Exclude images and print all the records verbatim.

━━━ EXERCISE INPUT

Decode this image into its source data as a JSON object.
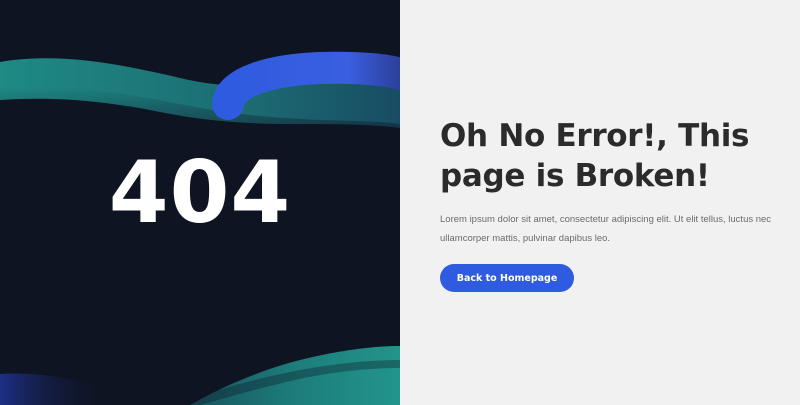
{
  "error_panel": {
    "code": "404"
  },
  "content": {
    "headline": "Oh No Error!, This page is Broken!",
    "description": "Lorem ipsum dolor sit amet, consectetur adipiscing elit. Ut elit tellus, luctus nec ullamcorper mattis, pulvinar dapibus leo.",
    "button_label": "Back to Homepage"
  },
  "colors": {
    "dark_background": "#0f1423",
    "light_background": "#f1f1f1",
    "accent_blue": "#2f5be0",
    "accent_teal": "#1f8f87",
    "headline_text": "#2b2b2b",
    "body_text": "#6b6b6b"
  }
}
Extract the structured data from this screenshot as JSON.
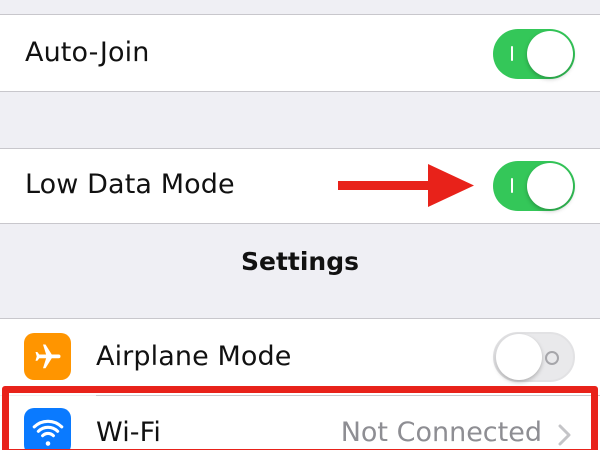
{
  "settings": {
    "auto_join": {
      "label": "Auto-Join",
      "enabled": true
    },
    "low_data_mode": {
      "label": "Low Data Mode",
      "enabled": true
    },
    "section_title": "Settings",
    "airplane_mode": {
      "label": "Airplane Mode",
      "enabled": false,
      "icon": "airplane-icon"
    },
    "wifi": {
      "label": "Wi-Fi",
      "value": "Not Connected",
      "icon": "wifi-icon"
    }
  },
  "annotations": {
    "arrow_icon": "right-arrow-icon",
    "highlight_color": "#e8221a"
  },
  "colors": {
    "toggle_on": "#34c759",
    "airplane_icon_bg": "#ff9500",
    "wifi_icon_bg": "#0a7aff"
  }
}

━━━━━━

RESULT OF THIS TASK |
Decode this image into its source data as a JSON object.
{
  "error_panel": {
    "code": "404"
  },
  "content": {
    "headline": "Oh No Error!, This page is Broken!",
    "description": "Lorem ipsum dolor sit amet, consectetur adipiscing elit. Ut elit tellus, luctus nec ullamcorper mattis, pulvinar dapibus leo.",
    "button_label": "Back to Homepage"
  },
  "colors": {
    "dark_background": "#0f1423",
    "light_background": "#f1f1f1",
    "accent_blue": "#2f5be0",
    "accent_teal": "#1f8f87",
    "headline_text": "#2b2b2b",
    "body_text": "#6b6b6b"
  }
}
Extract the structured data from this screenshot as JSON.
{
  "settings": {
    "auto_join": {
      "label": "Auto-Join",
      "enabled": true
    },
    "low_data_mode": {
      "label": "Low Data Mode",
      "enabled": true
    },
    "section_title": "Settings",
    "airplane_mode": {
      "label": "Airplane Mode",
      "enabled": false,
      "icon": "airplane-icon"
    },
    "wifi": {
      "label": "Wi-Fi",
      "value": "Not Connected",
      "icon": "wifi-icon"
    }
  },
  "annotations": {
    "arrow_icon": "right-arrow-icon",
    "highlight_color": "#e8221a"
  },
  "colors": {
    "toggle_on": "#34c759",
    "airplane_icon_bg": "#ff9500",
    "wifi_icon_bg": "#0a7aff"
  }
}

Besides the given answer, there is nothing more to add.